┌──

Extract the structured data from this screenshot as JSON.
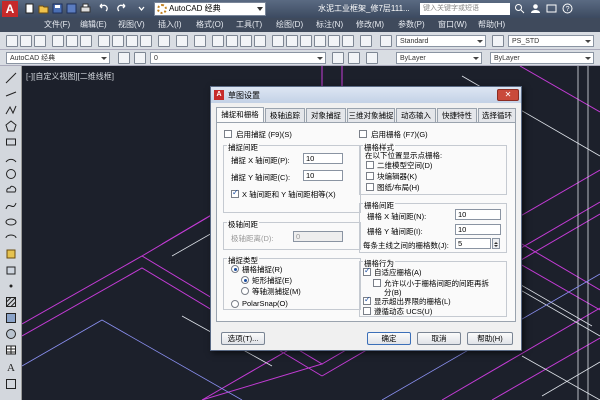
{
  "titlebar": {
    "workspace": "AutoCAD 经典",
    "document_title": "水泥工业框架_修7层111...",
    "search_placeholder": "键入关键字或短语"
  },
  "menu": [
    "文件(F)",
    "编辑(E)",
    "视图(V)",
    "插入(I)",
    "格式(O)",
    "工具(T)",
    "绘图(D)",
    "标注(N)",
    "修改(M)",
    "参数(P)",
    "窗口(W)",
    "帮助(H)"
  ],
  "toolbar": {
    "workspace_select": "AutoCAD 经典",
    "text_style": "Standard",
    "dim_style": "PS_STD",
    "layer_value": "0",
    "linetype1": "ByLayer",
    "linetype2": "ByLayer"
  },
  "viewport_label": "[-][自定义视图][二维线框]",
  "dialog": {
    "title": "草图设置",
    "close_label": "✕",
    "tabs": [
      "捕捉和栅格",
      "极轴追踪",
      "对象捕捉",
      "三维对象捕捉",
      "动态输入",
      "快捷特性",
      "选择循环"
    ],
    "snap_on": "启用捕捉 (F9)(S)",
    "grid_on": "启用栅格 (F7)(G)",
    "snap_spacing_title": "捕捉间距",
    "snap_x_label": "捕捉 X 轴间距(P):",
    "snap_x_value": "10",
    "snap_y_label": "捕捉 Y 轴间距(C):",
    "snap_y_value": "10",
    "equal_xy": "X 轴间距和 Y 轴间距相等(X)",
    "polar_title": "极轴间距",
    "polar_distance_label": "极轴距离(D):",
    "polar_distance_value": "0",
    "snap_type_title": "捕捉类型",
    "grid_snap": "栅格捕捉(R)",
    "rect_snap": "矩形捕捉(E)",
    "iso_snap": "等轴测捕捉(M)",
    "polar_snap": "PolarSnap(O)",
    "grid_style_title": "栅格样式",
    "grid_style_sub": "在以下位置显示点栅格:",
    "grid_model": "二维模型空间(D)",
    "grid_block": "块编辑器(K)",
    "grid_sheet": "图纸/布局(H)",
    "grid_spacing_title": "栅格间距",
    "grid_x_label": "栅格 X 轴间距(N):",
    "grid_x_value": "10",
    "grid_y_label": "栅格 Y 轴间距(I):",
    "grid_y_value": "10",
    "major_every_label": "每条主线之间的栅格数(J):",
    "major_every_value": "5",
    "grid_behavior_title": "栅格行为",
    "adaptive": "自适应栅格(A)",
    "allow_sub_1": "允许以小于栅格间距的间距再拆",
    "allow_sub_2": "分(B)",
    "beyond_limits": "显示超出界限的栅格(L)",
    "follow_ucs": "遵循动态 UCS(U)",
    "options_btn": "选项(T)...",
    "ok_btn": "确定",
    "cancel_btn": "取消",
    "help_btn": "帮助(H)"
  },
  "colors": {
    "annotation_arrow": "#e0242a",
    "drawing_magenta": "#c23bd4",
    "drawing_white": "#dfe3ea"
  }
}
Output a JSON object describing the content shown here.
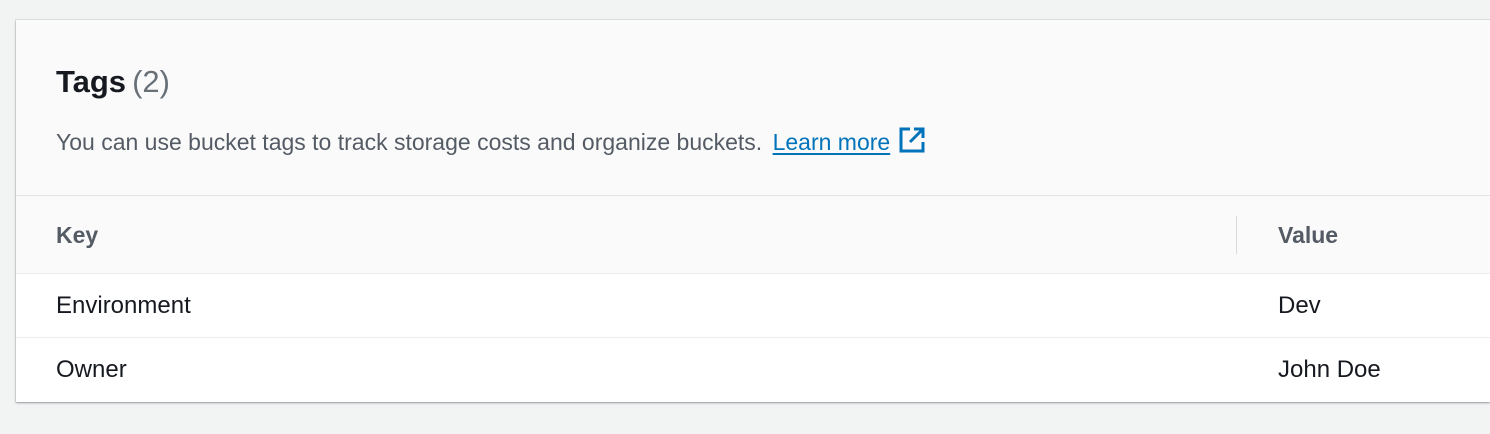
{
  "panel": {
    "title": "Tags",
    "count": "(2)",
    "description": "You can use bucket tags to track storage costs and organize buckets.",
    "learn_more": "Learn more",
    "learn_more_icon": "external-link-icon"
  },
  "table": {
    "columns": [
      "Key",
      "Value"
    ],
    "rows": [
      {
        "key": "Environment",
        "value": "Dev"
      },
      {
        "key": "Owner",
        "value": "John Doe"
      }
    ]
  },
  "colors": {
    "link": "#0073bb",
    "heading": "#16191f",
    "secondary_text": "#545b64"
  }
}
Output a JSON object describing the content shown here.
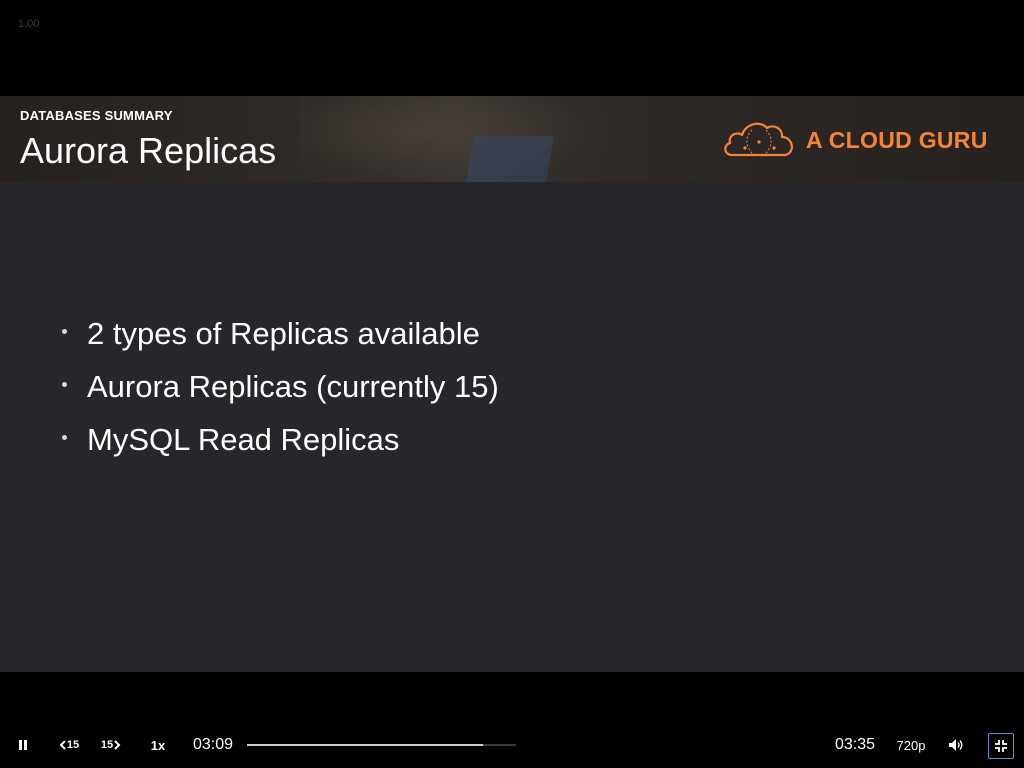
{
  "overlay": {
    "version": "1.00"
  },
  "slide": {
    "section": "DATABASES SUMMARY",
    "title": "Aurora Replicas",
    "logo_text": "A CLOUD GURU",
    "bullets": [
      "2 types of Replicas available",
      "Aurora Replicas (currently 15)",
      "MySQL Read Replicas"
    ]
  },
  "player": {
    "rewind_label": "15",
    "forward_label": "15",
    "speed": "1x",
    "current_time": "03:09",
    "duration": "03:35",
    "quality": "720p",
    "progress_fraction": 0.879,
    "icons": {
      "play_pause": "pause-icon",
      "rewind": "rewind-15-icon",
      "forward": "forward-15-icon",
      "volume": "volume-icon",
      "fullscreen": "exit-fullscreen-icon"
    }
  },
  "colors": {
    "brand_orange": "#f58536",
    "slide_background": "#27262b",
    "player_background": "#000000",
    "focus_outline": "#5b8fd6"
  }
}
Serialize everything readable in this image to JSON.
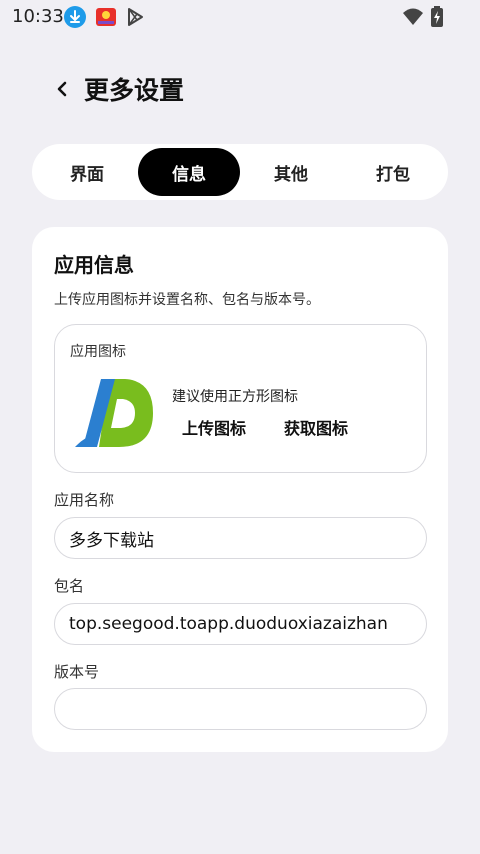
{
  "status_bar": {
    "time": "10:33",
    "icons": [
      "download-icon",
      "app-notification-icon",
      "play-store-icon",
      "wifi-icon",
      "battery-icon"
    ],
    "download_color": "#1e9be9"
  },
  "header": {
    "back_icon": "chevron-left-icon",
    "title": "更多设置"
  },
  "tabs": [
    {
      "label": "界面",
      "active": false
    },
    {
      "label": "信息",
      "active": true
    },
    {
      "label": "其他",
      "active": false
    },
    {
      "label": "打包",
      "active": false
    }
  ],
  "app_info": {
    "title": "应用信息",
    "description": "上传应用图标并设置名称、包名与版本号。",
    "icon_section": {
      "label": "应用图标",
      "hint": "建议使用正方形图标",
      "upload_label": "上传图标",
      "fetch_label": "获取图标",
      "icon_name": "app-logo-icon",
      "icon_colors": {
        "blue": "#2b7fd0",
        "green": "#79bd1e"
      }
    },
    "name": {
      "label": "应用名称",
      "value": "多多下载站",
      "placeholder": ""
    },
    "package": {
      "label": "包名",
      "value": "top.seegood.toapp.duoduoxiazaizhan",
      "placeholder": ""
    },
    "version": {
      "label": "版本号",
      "value": "",
      "placeholder": ""
    }
  },
  "theme": {
    "background": "#f0eff4",
    "card": "#ffffff",
    "active_tab": "#000000"
  }
}
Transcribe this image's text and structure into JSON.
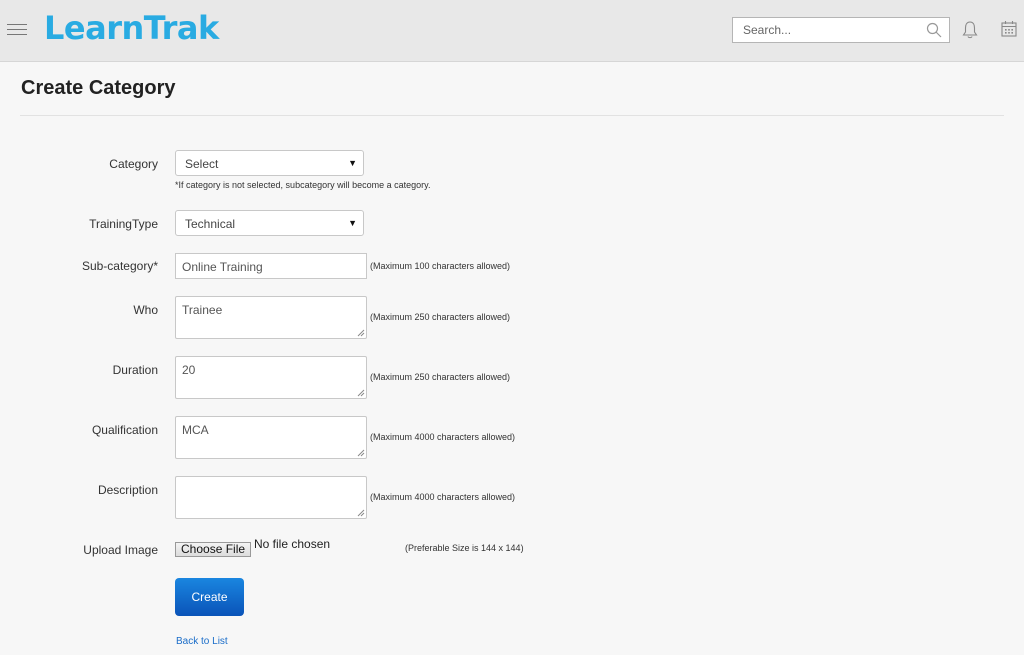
{
  "header": {
    "logo": "LearnTrak",
    "search_placeholder": "Search..."
  },
  "page": {
    "title": "Create Category"
  },
  "form": {
    "category": {
      "label": "Category",
      "value": "Select",
      "note": "*If category is not selected, subcategory will become a category."
    },
    "training_type": {
      "label": "TrainingType",
      "value": "Technical"
    },
    "sub_category": {
      "label": "Sub-category*",
      "value": "Online Training",
      "hint": "(Maximum 100 characters allowed)"
    },
    "who": {
      "label": "Who",
      "value": "Trainee",
      "hint": "(Maximum 250 characters allowed)"
    },
    "duration": {
      "label": "Duration",
      "value": "20",
      "hint": "(Maximum 250 characters allowed)"
    },
    "qualification": {
      "label": "Qualification",
      "value": "MCA",
      "hint": "(Maximum 4000 characters allowed)"
    },
    "description": {
      "label": "Description",
      "value": "",
      "hint": "(Maximum 4000 characters allowed)"
    },
    "upload_image": {
      "label": "Upload Image",
      "button": "Choose File",
      "status": "No file chosen",
      "hint": "(Preferable Size is 144 x 144)"
    }
  },
  "actions": {
    "create": "Create",
    "back": "Back to List"
  },
  "colors": {
    "brand": "#29abe2",
    "primary_button": "#0a53b8",
    "link": "#1a6dc9"
  }
}
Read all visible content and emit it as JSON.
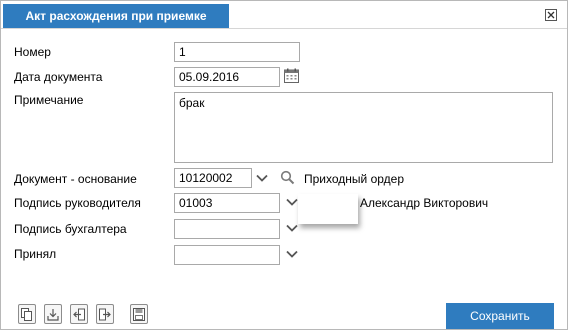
{
  "dialog": {
    "title": "Акт расхождения при приемке",
    "close_icon": "close-icon"
  },
  "form": {
    "number": {
      "label": "Номер",
      "value": "1"
    },
    "doc_date": {
      "label": "Дата документа",
      "value": "05.09.2016",
      "icon": "calendar-icon"
    },
    "note": {
      "label": "Примечание",
      "value": "брак"
    },
    "base_doc": {
      "label": "Документ - основание",
      "value": "10120002",
      "extra": "Приходный ордер",
      "icon": "search-icon"
    },
    "head_signature": {
      "label": "Подпись руководителя",
      "value": "01003",
      "extra": "Александр Викторович"
    },
    "accountant_signature": {
      "label": "Подпись бухгалтера",
      "value": ""
    },
    "accepted_by": {
      "label": "Принял",
      "value": ""
    }
  },
  "toolbar": {
    "icons": [
      "copy-icon",
      "download-icon",
      "import-icon",
      "export-icon",
      "save-disk-icon"
    ]
  },
  "actions": {
    "save_label": "Сохранить"
  },
  "colors": {
    "accent": "#2f7cbf",
    "border": "#a9a9a9"
  }
}
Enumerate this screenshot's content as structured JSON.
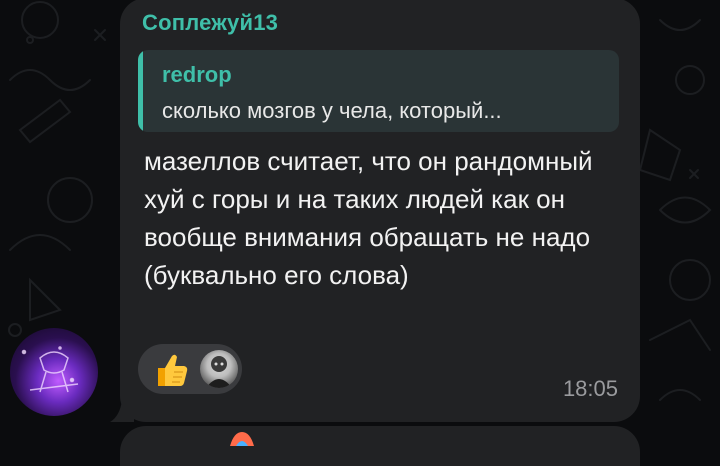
{
  "message": {
    "sender": "Соплежуй13",
    "reply": {
      "author": "redrop",
      "text": "сколько мозгов у чела, который..."
    },
    "text": "мазеллов считает, что он рандомный хуй с горы и на таких людей как он вообще внимания обращать не надо (буквально его слова)",
    "time": "18:05",
    "reactions": [
      {
        "emoji": "thumbs-up-icon",
        "reactor": "user-avatar"
      }
    ]
  },
  "colors": {
    "accent": "#3fbfa9",
    "bubble": "#212224",
    "background": "#0b0c0e",
    "text": "#f2f2f2",
    "muted": "#9a9b9e"
  }
}
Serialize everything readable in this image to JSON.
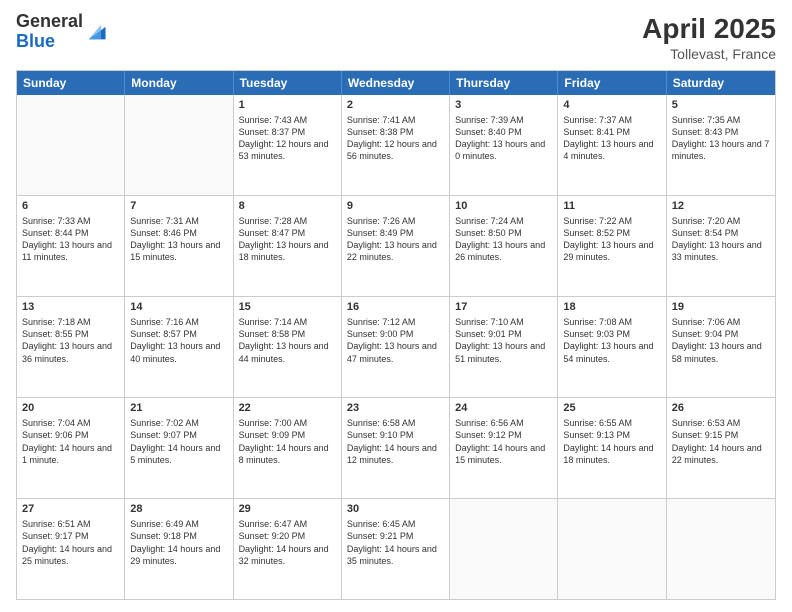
{
  "header": {
    "logo_general": "General",
    "logo_blue": "Blue",
    "month_year": "April 2025",
    "location": "Tollevast, France"
  },
  "weekdays": [
    "Sunday",
    "Monday",
    "Tuesday",
    "Wednesday",
    "Thursday",
    "Friday",
    "Saturday"
  ],
  "rows": [
    [
      {
        "day": "",
        "text": ""
      },
      {
        "day": "",
        "text": ""
      },
      {
        "day": "1",
        "text": "Sunrise: 7:43 AM\nSunset: 8:37 PM\nDaylight: 12 hours and 53 minutes."
      },
      {
        "day": "2",
        "text": "Sunrise: 7:41 AM\nSunset: 8:38 PM\nDaylight: 12 hours and 56 minutes."
      },
      {
        "day": "3",
        "text": "Sunrise: 7:39 AM\nSunset: 8:40 PM\nDaylight: 13 hours and 0 minutes."
      },
      {
        "day": "4",
        "text": "Sunrise: 7:37 AM\nSunset: 8:41 PM\nDaylight: 13 hours and 4 minutes."
      },
      {
        "day": "5",
        "text": "Sunrise: 7:35 AM\nSunset: 8:43 PM\nDaylight: 13 hours and 7 minutes."
      }
    ],
    [
      {
        "day": "6",
        "text": "Sunrise: 7:33 AM\nSunset: 8:44 PM\nDaylight: 13 hours and 11 minutes."
      },
      {
        "day": "7",
        "text": "Sunrise: 7:31 AM\nSunset: 8:46 PM\nDaylight: 13 hours and 15 minutes."
      },
      {
        "day": "8",
        "text": "Sunrise: 7:28 AM\nSunset: 8:47 PM\nDaylight: 13 hours and 18 minutes."
      },
      {
        "day": "9",
        "text": "Sunrise: 7:26 AM\nSunset: 8:49 PM\nDaylight: 13 hours and 22 minutes."
      },
      {
        "day": "10",
        "text": "Sunrise: 7:24 AM\nSunset: 8:50 PM\nDaylight: 13 hours and 26 minutes."
      },
      {
        "day": "11",
        "text": "Sunrise: 7:22 AM\nSunset: 8:52 PM\nDaylight: 13 hours and 29 minutes."
      },
      {
        "day": "12",
        "text": "Sunrise: 7:20 AM\nSunset: 8:54 PM\nDaylight: 13 hours and 33 minutes."
      }
    ],
    [
      {
        "day": "13",
        "text": "Sunrise: 7:18 AM\nSunset: 8:55 PM\nDaylight: 13 hours and 36 minutes."
      },
      {
        "day": "14",
        "text": "Sunrise: 7:16 AM\nSunset: 8:57 PM\nDaylight: 13 hours and 40 minutes."
      },
      {
        "day": "15",
        "text": "Sunrise: 7:14 AM\nSunset: 8:58 PM\nDaylight: 13 hours and 44 minutes."
      },
      {
        "day": "16",
        "text": "Sunrise: 7:12 AM\nSunset: 9:00 PM\nDaylight: 13 hours and 47 minutes."
      },
      {
        "day": "17",
        "text": "Sunrise: 7:10 AM\nSunset: 9:01 PM\nDaylight: 13 hours and 51 minutes."
      },
      {
        "day": "18",
        "text": "Sunrise: 7:08 AM\nSunset: 9:03 PM\nDaylight: 13 hours and 54 minutes."
      },
      {
        "day": "19",
        "text": "Sunrise: 7:06 AM\nSunset: 9:04 PM\nDaylight: 13 hours and 58 minutes."
      }
    ],
    [
      {
        "day": "20",
        "text": "Sunrise: 7:04 AM\nSunset: 9:06 PM\nDaylight: 14 hours and 1 minute."
      },
      {
        "day": "21",
        "text": "Sunrise: 7:02 AM\nSunset: 9:07 PM\nDaylight: 14 hours and 5 minutes."
      },
      {
        "day": "22",
        "text": "Sunrise: 7:00 AM\nSunset: 9:09 PM\nDaylight: 14 hours and 8 minutes."
      },
      {
        "day": "23",
        "text": "Sunrise: 6:58 AM\nSunset: 9:10 PM\nDaylight: 14 hours and 12 minutes."
      },
      {
        "day": "24",
        "text": "Sunrise: 6:56 AM\nSunset: 9:12 PM\nDaylight: 14 hours and 15 minutes."
      },
      {
        "day": "25",
        "text": "Sunrise: 6:55 AM\nSunset: 9:13 PM\nDaylight: 14 hours and 18 minutes."
      },
      {
        "day": "26",
        "text": "Sunrise: 6:53 AM\nSunset: 9:15 PM\nDaylight: 14 hours and 22 minutes."
      }
    ],
    [
      {
        "day": "27",
        "text": "Sunrise: 6:51 AM\nSunset: 9:17 PM\nDaylight: 14 hours and 25 minutes."
      },
      {
        "day": "28",
        "text": "Sunrise: 6:49 AM\nSunset: 9:18 PM\nDaylight: 14 hours and 29 minutes."
      },
      {
        "day": "29",
        "text": "Sunrise: 6:47 AM\nSunset: 9:20 PM\nDaylight: 14 hours and 32 minutes."
      },
      {
        "day": "30",
        "text": "Sunrise: 6:45 AM\nSunset: 9:21 PM\nDaylight: 14 hours and 35 minutes."
      },
      {
        "day": "",
        "text": ""
      },
      {
        "day": "",
        "text": ""
      },
      {
        "day": "",
        "text": ""
      }
    ]
  ]
}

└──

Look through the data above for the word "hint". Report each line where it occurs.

      "hint": "建议使用正方形图标",
      "hint": "(Maximum 100 characters allowed)"
      "hint": "(Maximum 250 characters allowed)"
      "hint": "(Maximum 250 characters allowed)"
      "hint": "(Maximum 4000 characters allowed)"
      "hint": "(Maximum 4000 characters allowed)"
      "hint": "(Preferable Size is 144 x 144)"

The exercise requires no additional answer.